'''
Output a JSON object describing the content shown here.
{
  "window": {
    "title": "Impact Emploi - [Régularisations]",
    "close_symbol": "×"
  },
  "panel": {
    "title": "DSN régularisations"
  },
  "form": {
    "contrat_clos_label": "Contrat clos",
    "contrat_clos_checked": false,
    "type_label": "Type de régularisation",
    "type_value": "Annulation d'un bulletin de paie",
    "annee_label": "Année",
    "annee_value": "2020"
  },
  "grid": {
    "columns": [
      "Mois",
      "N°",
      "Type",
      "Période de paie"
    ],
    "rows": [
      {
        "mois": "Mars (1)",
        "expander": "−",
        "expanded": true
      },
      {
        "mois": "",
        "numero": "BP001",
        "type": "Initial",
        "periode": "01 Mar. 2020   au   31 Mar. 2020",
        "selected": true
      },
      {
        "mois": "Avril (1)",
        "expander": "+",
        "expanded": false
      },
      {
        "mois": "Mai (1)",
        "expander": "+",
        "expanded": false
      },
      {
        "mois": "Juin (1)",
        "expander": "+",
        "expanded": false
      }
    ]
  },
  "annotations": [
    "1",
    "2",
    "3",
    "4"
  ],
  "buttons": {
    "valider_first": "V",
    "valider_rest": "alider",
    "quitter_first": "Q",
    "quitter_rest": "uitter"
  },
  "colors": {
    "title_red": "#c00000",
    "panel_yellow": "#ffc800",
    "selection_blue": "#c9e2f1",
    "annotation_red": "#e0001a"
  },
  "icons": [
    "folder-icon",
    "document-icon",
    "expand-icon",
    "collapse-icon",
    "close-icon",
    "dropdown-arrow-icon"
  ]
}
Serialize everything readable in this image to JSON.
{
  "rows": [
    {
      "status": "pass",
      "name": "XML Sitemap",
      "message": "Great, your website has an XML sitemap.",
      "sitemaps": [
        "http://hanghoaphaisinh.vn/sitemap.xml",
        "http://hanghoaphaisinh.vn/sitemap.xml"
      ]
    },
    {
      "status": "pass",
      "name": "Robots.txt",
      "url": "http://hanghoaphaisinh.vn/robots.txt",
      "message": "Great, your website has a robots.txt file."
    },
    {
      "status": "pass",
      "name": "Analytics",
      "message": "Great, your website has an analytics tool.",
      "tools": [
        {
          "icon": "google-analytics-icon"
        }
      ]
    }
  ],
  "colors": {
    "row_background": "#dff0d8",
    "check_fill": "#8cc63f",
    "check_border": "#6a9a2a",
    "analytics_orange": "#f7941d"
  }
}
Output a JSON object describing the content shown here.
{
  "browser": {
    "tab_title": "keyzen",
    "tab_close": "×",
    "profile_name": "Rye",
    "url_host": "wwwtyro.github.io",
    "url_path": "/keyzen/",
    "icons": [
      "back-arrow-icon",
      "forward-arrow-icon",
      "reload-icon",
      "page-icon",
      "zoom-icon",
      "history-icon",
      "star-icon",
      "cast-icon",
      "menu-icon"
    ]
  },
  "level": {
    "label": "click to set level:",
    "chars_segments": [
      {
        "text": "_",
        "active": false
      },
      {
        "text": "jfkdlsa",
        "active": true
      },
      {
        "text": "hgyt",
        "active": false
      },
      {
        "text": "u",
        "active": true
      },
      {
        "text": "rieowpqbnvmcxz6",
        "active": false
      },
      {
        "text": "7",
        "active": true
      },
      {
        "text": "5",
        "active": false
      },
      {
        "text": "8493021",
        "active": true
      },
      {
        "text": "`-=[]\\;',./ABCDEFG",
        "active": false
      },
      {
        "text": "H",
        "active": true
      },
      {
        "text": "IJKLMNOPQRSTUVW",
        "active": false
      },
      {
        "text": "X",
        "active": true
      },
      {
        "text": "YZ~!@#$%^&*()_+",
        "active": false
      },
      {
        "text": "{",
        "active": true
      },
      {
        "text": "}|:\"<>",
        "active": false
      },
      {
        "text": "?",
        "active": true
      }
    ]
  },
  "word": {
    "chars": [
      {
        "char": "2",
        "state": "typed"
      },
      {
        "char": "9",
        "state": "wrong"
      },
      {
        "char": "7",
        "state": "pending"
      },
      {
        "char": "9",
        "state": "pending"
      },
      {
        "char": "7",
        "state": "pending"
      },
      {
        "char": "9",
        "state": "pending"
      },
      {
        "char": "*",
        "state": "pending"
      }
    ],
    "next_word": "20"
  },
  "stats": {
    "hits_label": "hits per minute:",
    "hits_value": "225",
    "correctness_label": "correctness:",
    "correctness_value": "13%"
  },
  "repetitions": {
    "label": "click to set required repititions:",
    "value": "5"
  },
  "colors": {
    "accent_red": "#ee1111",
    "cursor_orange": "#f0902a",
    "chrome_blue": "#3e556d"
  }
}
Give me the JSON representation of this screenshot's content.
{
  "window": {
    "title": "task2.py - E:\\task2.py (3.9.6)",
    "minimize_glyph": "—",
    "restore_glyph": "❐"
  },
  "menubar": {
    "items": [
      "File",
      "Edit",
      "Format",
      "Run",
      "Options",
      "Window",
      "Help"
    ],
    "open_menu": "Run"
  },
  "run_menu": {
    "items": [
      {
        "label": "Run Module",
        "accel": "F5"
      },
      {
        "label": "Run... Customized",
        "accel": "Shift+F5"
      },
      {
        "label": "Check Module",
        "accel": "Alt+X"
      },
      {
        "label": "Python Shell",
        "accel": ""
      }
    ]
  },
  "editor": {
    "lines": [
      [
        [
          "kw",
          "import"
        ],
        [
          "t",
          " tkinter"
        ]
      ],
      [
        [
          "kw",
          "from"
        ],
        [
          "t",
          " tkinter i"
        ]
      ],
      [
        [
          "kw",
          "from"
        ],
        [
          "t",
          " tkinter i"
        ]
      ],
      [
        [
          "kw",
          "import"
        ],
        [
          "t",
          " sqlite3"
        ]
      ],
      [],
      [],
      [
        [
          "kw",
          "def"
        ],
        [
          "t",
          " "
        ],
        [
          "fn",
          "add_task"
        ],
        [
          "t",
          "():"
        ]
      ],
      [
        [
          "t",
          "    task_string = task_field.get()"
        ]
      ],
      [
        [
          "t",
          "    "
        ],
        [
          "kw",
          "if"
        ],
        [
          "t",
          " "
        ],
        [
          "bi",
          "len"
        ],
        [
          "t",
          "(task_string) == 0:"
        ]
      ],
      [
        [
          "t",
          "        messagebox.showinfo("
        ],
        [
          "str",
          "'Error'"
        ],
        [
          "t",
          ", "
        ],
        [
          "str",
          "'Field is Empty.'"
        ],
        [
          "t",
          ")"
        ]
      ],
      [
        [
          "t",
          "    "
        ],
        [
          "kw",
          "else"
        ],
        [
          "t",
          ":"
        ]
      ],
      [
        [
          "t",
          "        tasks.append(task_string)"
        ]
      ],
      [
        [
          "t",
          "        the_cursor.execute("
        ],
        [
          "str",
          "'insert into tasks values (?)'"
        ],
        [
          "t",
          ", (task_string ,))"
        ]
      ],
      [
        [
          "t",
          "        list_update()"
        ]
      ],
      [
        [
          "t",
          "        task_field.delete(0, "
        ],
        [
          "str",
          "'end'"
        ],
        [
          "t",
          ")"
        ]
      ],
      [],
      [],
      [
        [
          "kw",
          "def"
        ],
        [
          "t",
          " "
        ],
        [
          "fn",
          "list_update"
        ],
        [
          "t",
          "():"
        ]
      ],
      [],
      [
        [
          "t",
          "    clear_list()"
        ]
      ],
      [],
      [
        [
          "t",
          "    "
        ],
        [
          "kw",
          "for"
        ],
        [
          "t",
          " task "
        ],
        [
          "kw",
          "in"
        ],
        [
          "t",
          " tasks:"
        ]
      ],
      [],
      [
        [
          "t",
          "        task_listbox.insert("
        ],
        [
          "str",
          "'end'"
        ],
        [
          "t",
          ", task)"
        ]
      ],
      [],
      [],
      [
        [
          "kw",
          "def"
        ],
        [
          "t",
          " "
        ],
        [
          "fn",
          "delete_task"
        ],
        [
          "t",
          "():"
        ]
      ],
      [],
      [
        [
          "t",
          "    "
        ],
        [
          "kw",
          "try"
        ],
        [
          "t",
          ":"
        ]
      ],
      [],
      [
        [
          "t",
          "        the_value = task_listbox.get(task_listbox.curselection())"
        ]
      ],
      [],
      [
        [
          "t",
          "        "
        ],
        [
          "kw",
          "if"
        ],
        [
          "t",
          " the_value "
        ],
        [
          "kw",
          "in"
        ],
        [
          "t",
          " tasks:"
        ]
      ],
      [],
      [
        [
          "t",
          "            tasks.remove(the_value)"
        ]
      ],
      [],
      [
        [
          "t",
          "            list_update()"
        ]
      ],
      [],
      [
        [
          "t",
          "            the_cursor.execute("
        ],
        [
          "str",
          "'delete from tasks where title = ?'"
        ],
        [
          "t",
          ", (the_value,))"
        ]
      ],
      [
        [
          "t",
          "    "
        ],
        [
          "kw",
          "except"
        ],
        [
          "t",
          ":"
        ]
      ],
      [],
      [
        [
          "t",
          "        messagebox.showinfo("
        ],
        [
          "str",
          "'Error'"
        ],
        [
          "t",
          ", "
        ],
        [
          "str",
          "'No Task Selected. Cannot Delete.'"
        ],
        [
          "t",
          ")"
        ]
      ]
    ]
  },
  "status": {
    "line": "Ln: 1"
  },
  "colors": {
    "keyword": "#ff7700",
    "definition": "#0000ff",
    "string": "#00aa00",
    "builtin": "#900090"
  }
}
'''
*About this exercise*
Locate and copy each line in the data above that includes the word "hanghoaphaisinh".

*Result of the exercise*
        "http://hanghoaphaisinh.vn/sitemap.xml",
        "http://hanghoaphaisinh.vn/sitemap.xml"
      "url": "http://hanghoaphaisinh.vn/robots.txt",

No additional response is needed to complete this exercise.